I’m not sure how many people read this blog via Facebook or Twitter – the majority I would have thought – so you probably know we got married on Friday in Gretna Green. We told our family and some of our friends in advance so we didn’t exactly do a runner in the history of what Gretna Green is famous for, with our parents hot on our heels, but it was pretty romantic in a way neither of us expected it would be. Having done the legal bit this way, we now realise it was totally perfect for us and we can get on with planning September as normal – with some of the pressure off.
Before we got engaged, we talked about how we’d like to just go off somewhere quietly on our own. Then we get engaged and immediately I morph into some kind of wild Bridezilla (I know, I know, I promised this would never happen but it’s really hard not to!). The venue gets booked, expensive dresses get ordered, lists are drawn up and before you know it, we’re planning to get wed in front of 120-odd people and discussing canapés with the caterer. Wedding fever hits, everyone’s happy, including us.

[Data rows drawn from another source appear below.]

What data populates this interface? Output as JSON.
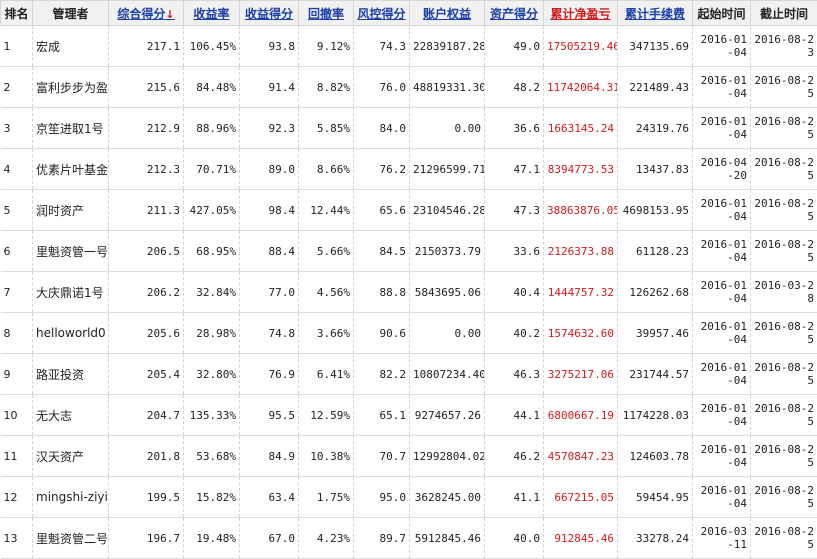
{
  "columns": [
    {
      "key": "rank",
      "label": "排名",
      "style": "plain"
    },
    {
      "key": "manager",
      "label": "管理者",
      "style": "plain"
    },
    {
      "key": "score",
      "label": "综合得分",
      "style": "link",
      "sort_icon": "arrow-down-icon",
      "sort_symbol": "↓"
    },
    {
      "key": "return",
      "label": "收益率",
      "style": "link"
    },
    {
      "key": "return_score",
      "label": "收益得分",
      "style": "link"
    },
    {
      "key": "drawdown",
      "label": "回撤率",
      "style": "link"
    },
    {
      "key": "risk_score",
      "label": "风控得分",
      "style": "link"
    },
    {
      "key": "equity",
      "label": "账户权益",
      "style": "link"
    },
    {
      "key": "asset_score",
      "label": "资产得分",
      "style": "link"
    },
    {
      "key": "net_pnl",
      "label": "累计净盈亏",
      "style": "redlink"
    },
    {
      "key": "fees",
      "label": "累计手续费",
      "style": "link"
    },
    {
      "key": "start",
      "label": "起始时间",
      "style": "plain"
    },
    {
      "key": "end",
      "label": "截止时间",
      "style": "plain"
    }
  ],
  "rows": [
    {
      "rank": "1",
      "manager": "宏成",
      "score": "217.1",
      "return": "106.45%",
      "return_score": "93.8",
      "drawdown": "9.12%",
      "risk_score": "74.3",
      "equity": "22839187.28",
      "asset_score": "49.0",
      "net_pnl": "17505219.46",
      "fees": "347135.69",
      "start": "2016-01-04",
      "end": "2016-08-23"
    },
    {
      "rank": "2",
      "manager": "富利步步为盈",
      "score": "215.6",
      "return": "84.48%",
      "return_score": "91.4",
      "drawdown": "8.82%",
      "risk_score": "76.0",
      "equity": "48819331.30",
      "asset_score": "48.2",
      "net_pnl": "11742064.31",
      "fees": "221489.43",
      "start": "2016-01-04",
      "end": "2016-08-25"
    },
    {
      "rank": "3",
      "manager": "京笙进取1号",
      "score": "212.9",
      "return": "88.96%",
      "return_score": "92.3",
      "drawdown": "5.85%",
      "risk_score": "84.0",
      "equity": "0.00",
      "asset_score": "36.6",
      "net_pnl": "1663145.24",
      "fees": "24319.76",
      "start": "2016-01-04",
      "end": "2016-08-25"
    },
    {
      "rank": "4",
      "manager": "优素片叶基金",
      "score": "212.3",
      "return": "70.71%",
      "return_score": "89.0",
      "drawdown": "8.66%",
      "risk_score": "76.2",
      "equity": "21296599.71",
      "asset_score": "47.1",
      "net_pnl": "8394773.53",
      "fees": "13437.83",
      "start": "2016-04-20",
      "end": "2016-08-25"
    },
    {
      "rank": "5",
      "manager": "润时资产",
      "score": "211.3",
      "return": "427.05%",
      "return_score": "98.4",
      "drawdown": "12.44%",
      "risk_score": "65.6",
      "equity": "23104546.28",
      "asset_score": "47.3",
      "net_pnl": "38863876.05",
      "fees": "4698153.95",
      "start": "2016-01-04",
      "end": "2016-08-25"
    },
    {
      "rank": "6",
      "manager": "里魁资管一号",
      "score": "206.5",
      "return": "68.95%",
      "return_score": "88.4",
      "drawdown": "5.66%",
      "risk_score": "84.5",
      "equity": "2150373.79",
      "asset_score": "33.6",
      "net_pnl": "2126373.88",
      "fees": "61128.23",
      "start": "2016-01-04",
      "end": "2016-08-25"
    },
    {
      "rank": "7",
      "manager": "大庆鼎诺1号",
      "score": "206.2",
      "return": "32.84%",
      "return_score": "77.0",
      "drawdown": "4.56%",
      "risk_score": "88.8",
      "equity": "5843695.06",
      "asset_score": "40.4",
      "net_pnl": "1444757.32",
      "fees": "126262.68",
      "start": "2016-01-04",
      "end": "2016-03-28"
    },
    {
      "rank": "8",
      "manager": "helloworld0",
      "score": "205.6",
      "return": "28.98%",
      "return_score": "74.8",
      "drawdown": "3.66%",
      "risk_score": "90.6",
      "equity": "0.00",
      "asset_score": "40.2",
      "net_pnl": "1574632.60",
      "fees": "39957.46",
      "start": "2016-01-04",
      "end": "2016-08-25"
    },
    {
      "rank": "9",
      "manager": "路亚投资",
      "score": "205.4",
      "return": "32.80%",
      "return_score": "76.9",
      "drawdown": "6.41%",
      "risk_score": "82.2",
      "equity": "10807234.40",
      "asset_score": "46.3",
      "net_pnl": "3275217.06",
      "fees": "231744.57",
      "start": "2016-01-04",
      "end": "2016-08-25"
    },
    {
      "rank": "10",
      "manager": "无大志",
      "score": "204.7",
      "return": "135.33%",
      "return_score": "95.5",
      "drawdown": "12.59%",
      "risk_score": "65.1",
      "equity": "9274657.26",
      "asset_score": "44.1",
      "net_pnl": "6800667.19",
      "fees": "1174228.03",
      "start": "2016-01-04",
      "end": "2016-08-25"
    },
    {
      "rank": "11",
      "manager": "汉天资产",
      "score": "201.8",
      "return": "53.68%",
      "return_score": "84.9",
      "drawdown": "10.38%",
      "risk_score": "70.7",
      "equity": "12992804.02",
      "asset_score": "46.2",
      "net_pnl": "4570847.23",
      "fees": "124603.78",
      "start": "2016-01-04",
      "end": "2016-08-25"
    },
    {
      "rank": "12",
      "manager": "mingshi-ziyi",
      "score": "199.5",
      "return": "15.82%",
      "return_score": "63.4",
      "drawdown": "1.75%",
      "risk_score": "95.0",
      "equity": "3628245.00",
      "asset_score": "41.1",
      "net_pnl": "667215.05",
      "fees": "59454.95",
      "start": "2016-01-04",
      "end": "2016-08-25"
    },
    {
      "rank": "13",
      "manager": "里魁资管二号",
      "score": "196.7",
      "return": "19.48%",
      "return_score": "67.0",
      "drawdown": "4.23%",
      "risk_score": "89.7",
      "equity": "5912845.46",
      "asset_score": "40.0",
      "net_pnl": "912845.46",
      "fees": "33278.24",
      "start": "2016-03-11",
      "end": "2016-08-25"
    }
  ],
  "colors": {
    "link": "#1a3ea8",
    "highlight": "#d11b1b",
    "header_bg": "#f1f1f1"
  }
}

Then Ellie dies, two weeks before the wedding she and Tom had planned so beautifully for the best part of a year, the wedding she was so excited about, and for a couple of weeks, nothing makes sense any more. Neither of us can face wedding talk, every time I look at my to-do list, I just feel sick and weepy, with what I now recognise as some kind of survivor’s guilt mixed with grief for the beautiful girl I came to identify so much with in a short space of time. Every time I thought “wedding” I just hated everything about it, which isn’t right. I just couldn’t believe life would be that cruel, how could that have possibly happened? Why? What follows is a period of deep reflection and analysis. What if that happened to us? What IS it we actually want? What’s important to us? And we quickly remember that all we really want is to be married, so why are we waiting and making a big spectacle about something which – for us – is a private, personal thing involving just the two of us?
So it’s off to Gretna Green. You have to give a minimum 15 days notice of your intention to marry up there then you can tie the knot any time after that. We arranged all this at the end of May, let a few people in on the secret and started counting down the days from there. Every day, I’d warn Andy to take care crossing the road, I stayed off my bike for a bit, I was almost manic with fear that something would happen to either of us.
Finally the clock-watching is over and Friday rolls around. Between us we pack a rucksack and dart off to Euston to catch the train. We arrive at Carlisle later than planned, miss our connection so spend a couple of giddy hours in the pub waiting for the next train. We finally get to Gretna Green with an hour to spare. Dump our bag, quick change, put some slap on and head up to the old blacksmith’s shop, where runaways have been married over the anvil since 1754. At 5pm, with tears in our eyes and lumps in our throats,
with just two random strangers who happened to be wandering round the gift shop as witnesses, we vow to love and care for each other, for richer for poorer, in sickness and in health, until death us do part. And immediately the pressure we’ve almost been suffocating under disappears and we stand in front of each other as husband and wife. We did it, we made it.
Under ‘normal’ circumstances, it maybe wouldn’t have been like this. But our relationship has been built and nurtured
under very abnormal circumstances right from the start. From our very first date we’ve known this and we’ve made it work in spite of this. We made it clear that we wanted to do this alone and our family and friends respected our wishes and let us slip off quietly. ‘Normal’ couples don’t have to live with what we do and we now recognise that making those vows in front of a church full
of people wouldn’t have been the right thing for us. It was too personal to share. That’s not to say we don’t love our families and friends to bits – we do – but this was absolutely the right thing to do. We hope you understand that. As for Ellie, I know she would have approved.
So now we’re back to real life and finally we can start looking forward to September instead of dreading it, and panicking that one of us wouldn’t make it to that date (Andy is not immortal either, he cycles enough for me to worry he’ll get squished by a lorry). We just couldn’t live like that for the next three months. We have enough to deal with without that. We’re REALLY excited about September, when our marriage will be celebrated and blessed in front of all our family and friends. The party will be immense, and the whole day becomes one big celebration of love for everyone involved. It’s not *just* about us, it’s about everyone there too. We still feel September will be “the wedding” – the dress, the booze, the music, the “isn’t it amazing being in love?”, it’s just the legal marriage has already happened. I said in my last blog how vital it is to make the most of every second and not have any regrets and for once I went with my own gut instinct and didn’t bother trying to please everyone else. There is absolutely nothing I regret about Friday, it was magical in every way and to become Mrs Marvell is the best thing that’s ever happened to me.
So we will see you all in September for the most beautiful day ever when undoubtedly I will spend most of it in tears, happy ones. And perhaps a bit drunk on the very good wine Andy is flitting off to France to buy this weekend. The food has been chosen, the canapés are in development, our bands are practising, the playlists are being drawn up. We can’t wait to see you and look forward to sharing a toast to love, happiness and of course, to Ellie & Tom.
Lots of love Mr & Mrs Marvell (it will NEVER get boring writing that) xx